He will never understand that love for one’s children is so strong that a woman who’s followed him loyally for years will lie to his face—never mind that he’s THE MOST ACCOMPLISHED LEGILIMENS IN THE WORLD—about his absolute worst enemy. When she was forced to choose between her son and her leader, she chose her son, without even batting an eye.
THAT is powerful.
Exactly. These people have grown up, gotten married, and had children. Voldemort is that dude that was perpetually still trying to be forever young, still going to the same clubs, still doing the same fuckshit, and everybody who used to ride with him is like “For real, tho? We off that, man.”
Harry Potter draws a lot of parallels to the real world despite the story itself. I love it.
I love when Tumblr breaks out into hardcore analysis.
It might be relevant to note that J.K. wrote most of Harry Potter after her mother died. She notes that some of what she had started had changed with that. Nothing emphasizes the importance of a mother more than when they are gone.
“That which Voldemort does not value, he takes no trouble to comprehend. Of house-elves and children’s tales, of love, loyalty, and innocence, Voldemort knows and understands nothing. Nothing. That they all have a power beyond his own, a power beyond the reach of any magic, is a truth he has never grasped.”
Was she going to slap you because you never in any way made him gay in the actual books, taking zero risks/doing absolutely nothing for gay characters in literature, and only announcing your “authorial intent” afterwards for a cheap shot at looking like an ~ally~
Gay people are just normal people.

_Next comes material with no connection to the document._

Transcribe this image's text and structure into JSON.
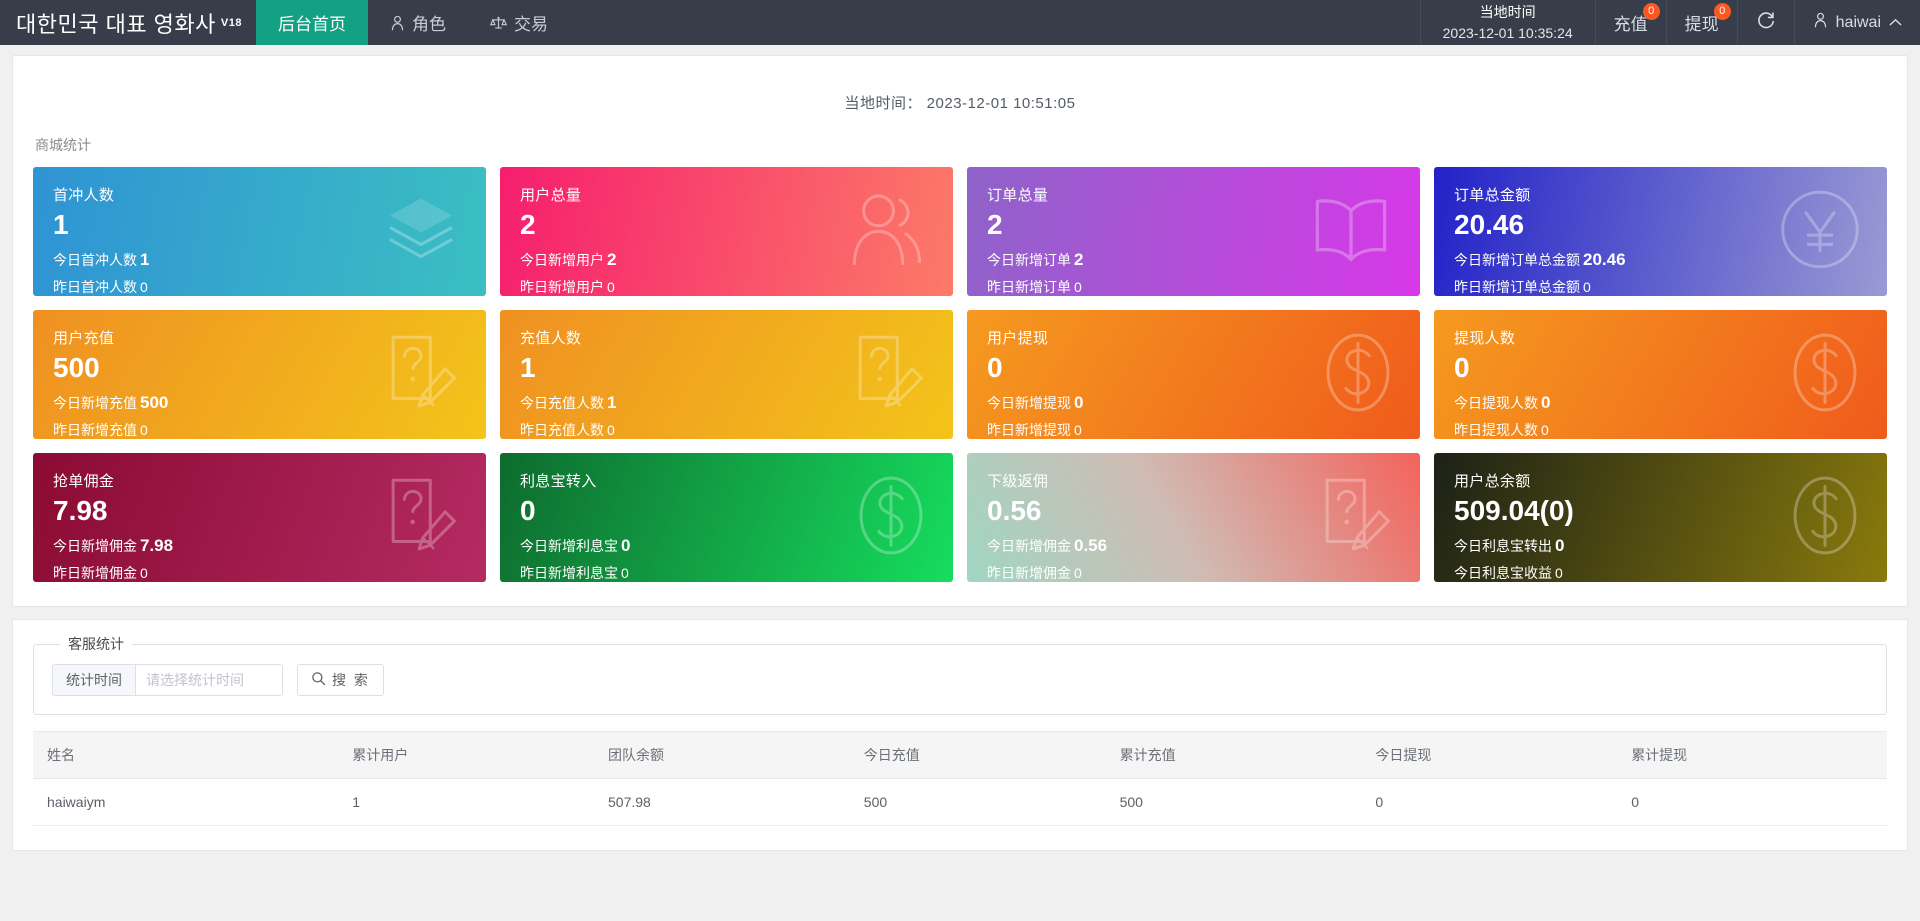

We are not told about any of the Hogwarts professors love lives, other than Snape, and it would be completely out of character for Dumbledore to walk around telling everyone about his sexuality.
Did you want her to make him dress in glittery platform boots, a crop top, and decorate his office in rainbow flags to make it more obvious for you? Would that be enough of a stereotype to appease you people? Or what? Please tell me. I’d like to know how you think a gay character is supposed to be portrayed.
And did you miss the Grindelwald chapters in the ‘actual books’? Or was that also not obvious enough for you? Did Dumbledore need to whisper “always” wistfully in order for you to connect that he had romantic feelings for Grindelwald? Maybe you are American and need them to gaze longingly into each others eyes with awkward close ups of their fingers almost grazing each other that Hollywood thinks means ‘true love’.
It didn’t fit into his relationship to Harry to ever say “I’m gay”, and so it was not stated explicitly (you might have noticed the book was told from Harry Potter’s perspective).
The point is though, that he is a homosexual, well respected, powerful, and very loved wizard- and his sexuality doesn’t matter because no one else thinks it matters. a.k.a. no one cares that he loves men, and that is wonderful.